**Dataset rows describing interfaces:**
▼

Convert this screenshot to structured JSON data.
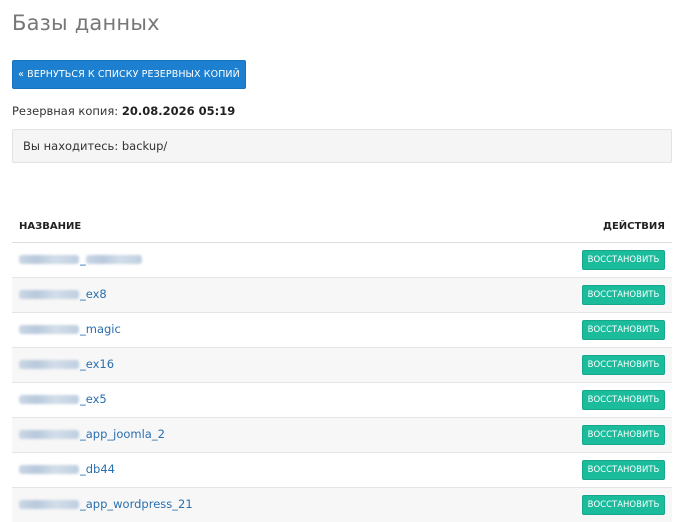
{
  "header": {
    "title": "Базы данных"
  },
  "toolbar": {
    "back_label": "« ВЕРНУТЬСЯ К СПИСКУ РЕЗЕРВНЫХ КОПИЙ"
  },
  "backup": {
    "label": "Резервная копия: ",
    "value": "20.08.2026 05:19"
  },
  "location": {
    "text": "Вы находитесь: backup/"
  },
  "table": {
    "columns": {
      "name": "НАЗВАНИЕ",
      "actions": "ДЕЙСТВИЯ"
    },
    "restore_label": "ВОССТАНОВИТЬ",
    "rows": [
      {
        "suffix": "_"
      },
      {
        "suffix": "_ex8"
      },
      {
        "suffix": "_magic"
      },
      {
        "suffix": "_ex16"
      },
      {
        "suffix": "_ex5"
      },
      {
        "suffix": "_app_joomla_2"
      },
      {
        "suffix": "_db44"
      },
      {
        "suffix": "_app_wordpress_21"
      }
    ]
  },
  "colors": {
    "primary_button": "#1c7fcf",
    "restore_button": "#1abc9c",
    "link": "#2a6fb0"
  }
}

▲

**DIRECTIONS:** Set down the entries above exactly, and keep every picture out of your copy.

**WRITTEN SOLUTION:**
Convert this screenshot to structured JSON data.
{
  "header": {
    "title": "Базы данных"
  },
  "toolbar": {
    "back_label": "« ВЕРНУТЬСЯ К СПИСКУ РЕЗЕРВНЫХ КОПИЙ"
  },
  "backup": {
    "label": "Резервная копия: ",
    "value": "20.08.2026 05:19"
  },
  "location": {
    "text": "Вы находитесь: backup/"
  },
  "table": {
    "columns": {
      "name": "НАЗВАНИЕ",
      "actions": "ДЕЙСТВИЯ"
    },
    "restore_label": "ВОССТАНОВИТЬ",
    "rows": [
      {
        "suffix": "_"
      },
      {
        "suffix": "_ex8"
      },
      {
        "suffix": "_magic"
      },
      {
        "suffix": "_ex16"
      },
      {
        "suffix": "_ex5"
      },
      {
        "suffix": "_app_joomla_2"
      },
      {
        "suffix": "_db44"
      },
      {
        "suffix": "_app_wordpress_21"
      }
    ]
  },
  "colors": {
    "primary_button": "#1c7fcf",
    "restore_button": "#1abc9c",
    "link": "#2a6fb0"
  }
}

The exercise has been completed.